5 Can’t-Put-It-Down Books To Read On Your Commute

Books For Commuting

Save the tough reads for later. These books are guaranteed to make your morning trek to work go by a hell of a lot faster.

If there’s one thing that sucks more than having a long, painful commute (we’ve all been there), it’s being bored on that commute. After all, if you’re stuck on a train or bus for an undesirably big chunk of your day, you might as well make use of that time doing something other than people-watch your fellow commuters. Believe it or not, there’s a silver lining to having a long daily trek to and from work; that is, having a ton of time to be super well-read.

When it comes to a good read for a long commute, though, not just any book will do. You’ve gotta pick a story so engrossing that it transports to a place far away from your cramped, uncomfortable seat with your neighbour’s music blasting from their headphones. A commute is no place for any book that doesn’t immediately grab your attention and refuse to let go.

That’s where we come in. We’ve done the legwork for you and hand-picked some of the best books of the past year for your reading pleasure.
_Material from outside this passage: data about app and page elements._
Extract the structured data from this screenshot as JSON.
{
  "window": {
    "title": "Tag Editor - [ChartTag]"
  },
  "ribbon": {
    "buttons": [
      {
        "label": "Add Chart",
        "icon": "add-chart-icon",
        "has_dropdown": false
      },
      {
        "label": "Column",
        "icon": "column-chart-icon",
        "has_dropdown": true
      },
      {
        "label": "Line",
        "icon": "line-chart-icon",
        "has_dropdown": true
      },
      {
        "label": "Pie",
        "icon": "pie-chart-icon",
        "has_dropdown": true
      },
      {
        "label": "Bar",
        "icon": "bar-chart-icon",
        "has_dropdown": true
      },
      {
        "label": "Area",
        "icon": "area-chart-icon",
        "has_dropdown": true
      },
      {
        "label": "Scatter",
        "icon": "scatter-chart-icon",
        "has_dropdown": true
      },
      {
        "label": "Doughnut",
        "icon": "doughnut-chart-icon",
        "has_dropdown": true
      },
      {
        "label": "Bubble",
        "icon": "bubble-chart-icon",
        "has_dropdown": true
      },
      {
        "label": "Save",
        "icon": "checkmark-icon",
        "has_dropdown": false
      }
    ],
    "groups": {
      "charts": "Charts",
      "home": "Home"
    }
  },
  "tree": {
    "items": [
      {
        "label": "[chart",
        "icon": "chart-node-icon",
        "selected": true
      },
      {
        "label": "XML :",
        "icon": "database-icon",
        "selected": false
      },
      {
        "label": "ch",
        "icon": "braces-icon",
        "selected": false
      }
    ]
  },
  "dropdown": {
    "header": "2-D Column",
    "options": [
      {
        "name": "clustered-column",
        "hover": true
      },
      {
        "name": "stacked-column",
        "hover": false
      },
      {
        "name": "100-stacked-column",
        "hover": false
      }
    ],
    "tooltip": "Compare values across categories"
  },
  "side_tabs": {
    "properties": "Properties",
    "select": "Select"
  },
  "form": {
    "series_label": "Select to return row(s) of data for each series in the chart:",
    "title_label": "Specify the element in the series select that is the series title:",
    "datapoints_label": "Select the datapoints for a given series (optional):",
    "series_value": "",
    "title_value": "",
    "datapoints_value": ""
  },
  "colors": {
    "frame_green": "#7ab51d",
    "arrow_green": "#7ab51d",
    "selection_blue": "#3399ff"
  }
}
These babies aren’t just good, though–they literally have time-altering abilities. Just take one on your next commute and try and tell us that reading it didn’t shave off a good half hour from your travel time.

I’ll Give You The Sun by Jandy Nelson

I'll Give You the Sun

I?ll Give you The Sun’s prose takes a few chapters to get used to?it?s flowery, abstract, and hard to follow at times. That?s the beauty of it, though (it?s also exactly what you?d expect from a novelist who?s also a poet). Jandy Nelson doesn?t spoon feed you her story and takes liberties with describing how each of her protagonists sees the world around them. Speaking of those protagonists, they?re both so devastatingly human that it?s impossible not to feel guilty for abandoning them if you ever actually manage to put the book down. Nelson proves that YA as a genre is definitely not synonymous with vapid characters and lazy writing and we love her for it.

The Girl On The Train by Paula Hawkins

The Girl On The Train

If you read Gone Girl in approximately 24 hours like we did, you?ll read The Girl on the Train in pretty much the exact same time frame. Hawkins? debut novel has all the same elements as Gone Girl that suckered us in: a charismatic (but unreliable) female narrator, a plot that moves at breakneck speed, and a deeply seeded sense of creepiness that?s both off putting and weirdly addictive. The best part of reading this book on your commute (besides how much faster it?ll make the minutes go by)? You?ll look and feel super meta.

All the Bright Places by Jennifer Niven

All The Bright Places

We couldn?t resist throwing a warm and fuzzy love story on this list. We?re using the phrase ?warm and fuzzy? pretty conservatively here, though, since we?re pretty sure our hearts broke a little bit by the end of All the Bright Places (I mean, it?s hard not to have your heart ache at lines like, “You are all the colours at once, at full brightness”). Just try to hold back those tears while you?re on the train to work, people. This book is bigger than its love story, though. Niven is fearless and honest when tackling themes of death and depression?she doesn?t glamourize them or trivialize them either. John Green fans, add this book to your shopping list ASAP.

An Untamed State by Roxane Gay

An Untamed State

Besides being one of our favourite feminists and having one of the most intelligent (and hilarious) Twitter feeds out there, Roxane Gay also happens to be an unbelievably talented writer. An Untamed State, her first novel, was released last year and we haven?t been able to get it off our minds since. The plot centers on a woman living in modern-day Haiti and is essentially (as aptfully put by Ellen Wernecke at AV Club) ?a story of a kidnapping that essentially never ends.? Gay takes our expectations as readers?that is, for every story we read to have some sort of resolution, good or bad?and flips them on their head. In a way, that?s what makes An Untamed State so impossible to put down. We have yet to find a book that?s as equally exhausting yet compulsively readable.

How to Be Parisian Wherever You Are: Love, Style, and Bad Habits by Anne Berest, Audrey Diwan, Caroline De Maigret, and Sophie Mas

How To Be Parisian Wherever You Are

If flipping through fashion magazines during your morning and evening commute is more your style, How to Be Parisian Wherever You Are is the next best thing (and its size is a lot more purse-friendly, too). In between pages of photography so pretty you’ll want to tear them out and hang them on your walls, there’s tongue-in-cheek tips on how to add a dose of French girl chic into your everyday life. Our favourite: ?Cancel your gym session to have a drink with your friend who?s just been dumped.? We devoured this book about as quickly we do our buttered croissants?that is, in no time.

 

Image via Upcoming

Read more:
Editor's Letter | The Verso
A Letter From The Editors

Welcome to The Verso, readers! If you've managed to stumble across us, congratulations. We're happy you're here and we hope...

Close